Data items
************

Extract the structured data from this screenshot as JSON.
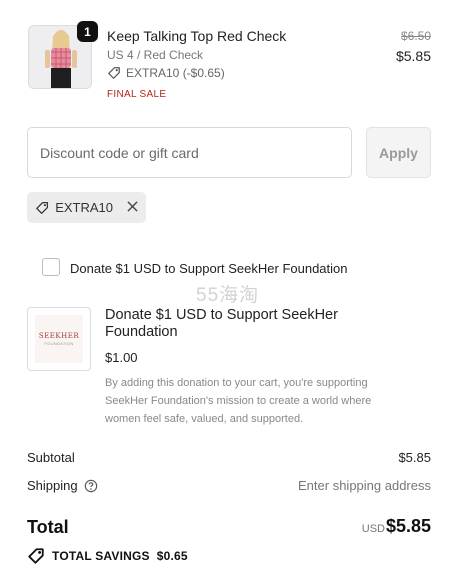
{
  "product": {
    "quantity": "1",
    "title": "Keep Talking Top Red Check",
    "variant": "US 4 / Red Check",
    "discount_line": "EXTRA10 (-$0.65)",
    "final_sale": "FINAL SALE",
    "original_price": "$6.50",
    "price": "$5.85"
  },
  "discount": {
    "placeholder": "Discount code or gift card",
    "apply_label": "Apply",
    "applied_code": "EXTRA10"
  },
  "donation_checkbox": {
    "label": "Donate $1 USD to Support SeekHer Foundation",
    "checked": false
  },
  "watermark": "55海淘",
  "donation_item": {
    "logo_text": "SEEKHER",
    "logo_subtext": "FOUNDATION",
    "title": "Donate $1 USD to Support SeekHer Foundation",
    "price": "$1.00",
    "description": "By adding this donation to your cart, you're supporting SeekHer Foundation's mission to create a world where women feel safe, valued, and supported."
  },
  "summary": {
    "subtotal_label": "Subtotal",
    "subtotal_value": "$5.85",
    "shipping_label": "Shipping",
    "shipping_value": "Enter shipping address",
    "total_label": "Total",
    "currency": "USD",
    "total_value": "$5.85",
    "savings_label": "TOTAL SAVINGS",
    "savings_value": "$0.65"
  },
  "colors": {
    "final_sale": "#b3261e",
    "badge": "#111111",
    "chip_bg": "#ececec"
  }
}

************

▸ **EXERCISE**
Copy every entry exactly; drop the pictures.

▸ **COMPLETED EXERCISE**
Extract the structured data from this screenshot as JSON.
{
  "product": {
    "quantity": "1",
    "title": "Keep Talking Top Red Check",
    "variant": "US 4 / Red Check",
    "discount_line": "EXTRA10 (-$0.65)",
    "final_sale": "FINAL SALE",
    "original_price": "$6.50",
    "price": "$5.85"
  },
  "discount": {
    "placeholder": "Discount code or gift card",
    "apply_label": "Apply",
    "applied_code": "EXTRA10"
  },
  "donation_checkbox": {
    "label": "Donate $1 USD to Support SeekHer Foundation",
    "checked": false
  },
  "watermark": "55海淘",
  "donation_item": {
    "logo_text": "SEEKHER",
    "logo_subtext": "FOUNDATION",
    "title": "Donate $1 USD to Support SeekHer Foundation",
    "price": "$1.00",
    "description": "By adding this donation to your cart, you're supporting SeekHer Foundation's mission to create a world where women feel safe, valued, and supported."
  },
  "summary": {
    "subtotal_label": "Subtotal",
    "subtotal_value": "$5.85",
    "shipping_label": "Shipping",
    "shipping_value": "Enter shipping address",
    "total_label": "Total",
    "currency": "USD",
    "total_value": "$5.85",
    "savings_label": "TOTAL SAVINGS",
    "savings_value": "$0.65"
  },
  "colors": {
    "final_sale": "#b3261e",
    "badge": "#111111",
    "chip_bg": "#ececec"
  }
}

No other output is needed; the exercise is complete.